Bankruptcy court is a relatively efficient place to determine whether or not you must pay a debt which the creditor says can’t be discharged.
One of the realities about filing a consumer bankruptcy case is that your case can get much more challenging if you have a very aggressive creditor. Most creditors take your bankruptcy filing in stride as a normal part of their business, figuring that you’re doing it for a sensible reason. But some creditors take it personally and react with more anger than good sense—often because they have some personal connection to you like an ex-spouse or former business partner. Or other more conventional creditors may honestly believe that they have grounds to prevent their debt from being discharged.
This blog, and the next one, are about what happens when there is such a creditor. The topic here is is not about creditors with rights to collateral, where the issues focus on what will happen to the collateral. It’s not about debts which will clearly not be discharged, like recent income taxes or child support obligations or most student loans.

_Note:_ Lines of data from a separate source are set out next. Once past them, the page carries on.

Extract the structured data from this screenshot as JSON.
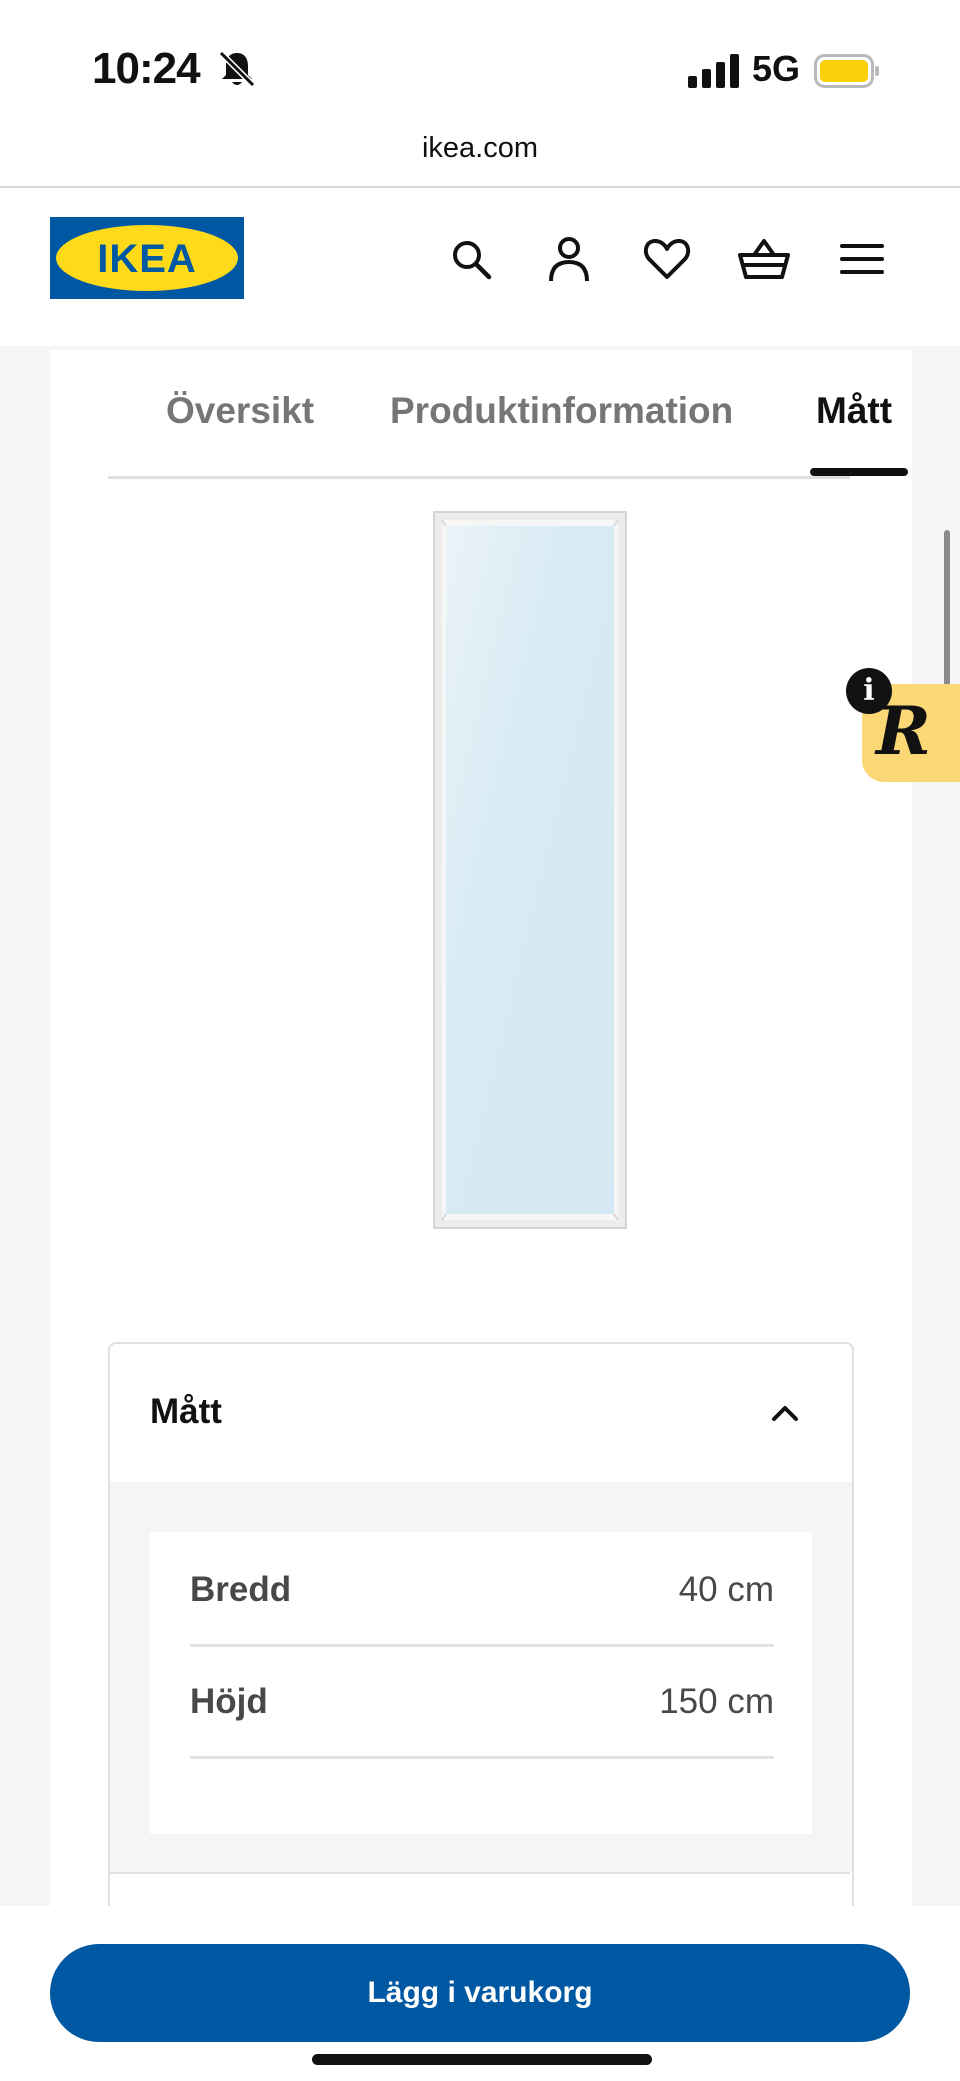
{
  "status_bar": {
    "time": "10:24",
    "network": "5G"
  },
  "browser": {
    "url": "ikea.com"
  },
  "header": {
    "logo_text": "IKEA",
    "icons": [
      "search-icon",
      "user-icon",
      "heart-icon",
      "cart-icon",
      "menu-icon"
    ]
  },
  "tabs": [
    {
      "label": "Översikt",
      "active": false
    },
    {
      "label": "Produktinformation",
      "active": false
    },
    {
      "label": "Mått",
      "active": true
    }
  ],
  "dimensions": {
    "title": "Mått",
    "expanded": true,
    "rows": [
      {
        "label": "Bredd",
        "value": "40 cm"
      },
      {
        "label": "Höjd",
        "value": "150 cm"
      }
    ]
  },
  "widget": {
    "letter": "R",
    "info": "i"
  },
  "cta": {
    "label": "Lägg i varukorg"
  },
  "colors": {
    "ikea_blue": "#0058a3",
    "ikea_yellow": "#ffda1a",
    "widget_yellow": "#fcd775",
    "battery": "#f9d10a"
  }
}
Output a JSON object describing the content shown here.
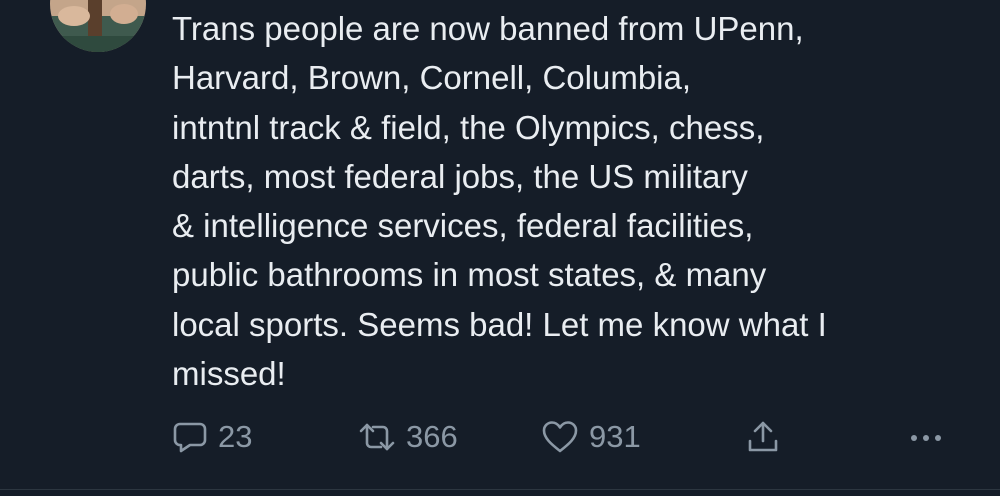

Rather this is about debts that would normally be discharged unless the creditor can prove that the debt arose of some bad behavior by you, usually involving some sort of fraud, theft, drunk driving, or such. Not just any bad behavior will do; it has to be one of a specific list that is in Section 523 of the Bankruptcy Code.
Creditors Have to Put Up or Shut Up
Before filing bankruptcy, you may be told by a creditor’s representative or collection agent that a debt can’t be discharged in bankruptcy or that they will fight you if you file bankruptcy. Most of the time they’re bluffing you. But for sure tell your attorney about the threat so that he or she can determine whether it has any merit. If it doesn’t, that will avoid unnecessary worry for you. In the unlikely event the threat does have merit, that will help your attorney prepare for a challenge by the creditor if it comes.
Even if a challenge has legal merit, a creditor may not pursue it for practical reasons, mostly to avoid putting out more money—in filing fees and attorney fees—to try to prove that you can’t discharge the debt, only to risk losing that battle and wasting its money. At least in theory the law has a “presumption” that your debts will be discharged, so the burden is on the creditor to show that a debt should not be.
And you don’t have to sit around wondering for long whether or not any creditor will raise a challenge. Except in very rare circumstances (such as forgetting to list the creditor in the bankruptcy documents), any creditor that has any objections to the discharge of its debt has only 60 days from your hearing with the trustee to formally file an objection or forever lose its opportunity to do so. Since that meeting (also called the “meeting of creditors” or “341 hearing”) usually happens about a month after your case is filed, this means that within about 3 months after filing you will know.
The “Adversary Proceeding”
The creditor may tell your attorney in advance about an intended challenge, usually in an effort to get you to settle the matter by agreeing to pay part or all of the debt. But much of the time the creditor just files a formal complaint at the bankruptcy court. This begins what is in effect a mini-law suit, called an adversary proceeding, focusing only on whether the creditor can prove the facts that the law requires for the debt to be excluded from discharge. This issue is usually NOT on whether you owe the debt in the first place—that’s usually assumed and admitted. Rather the issue would be whether, for example, you incurred the debt by falsifying a credit application, by never intending to pay it through bounced checks, by coercing a relative to change their will on your behalf… behavior of this sort.
Please come back to the next blog in a couple days for the rest of the story about what happens in these adversary proceedings.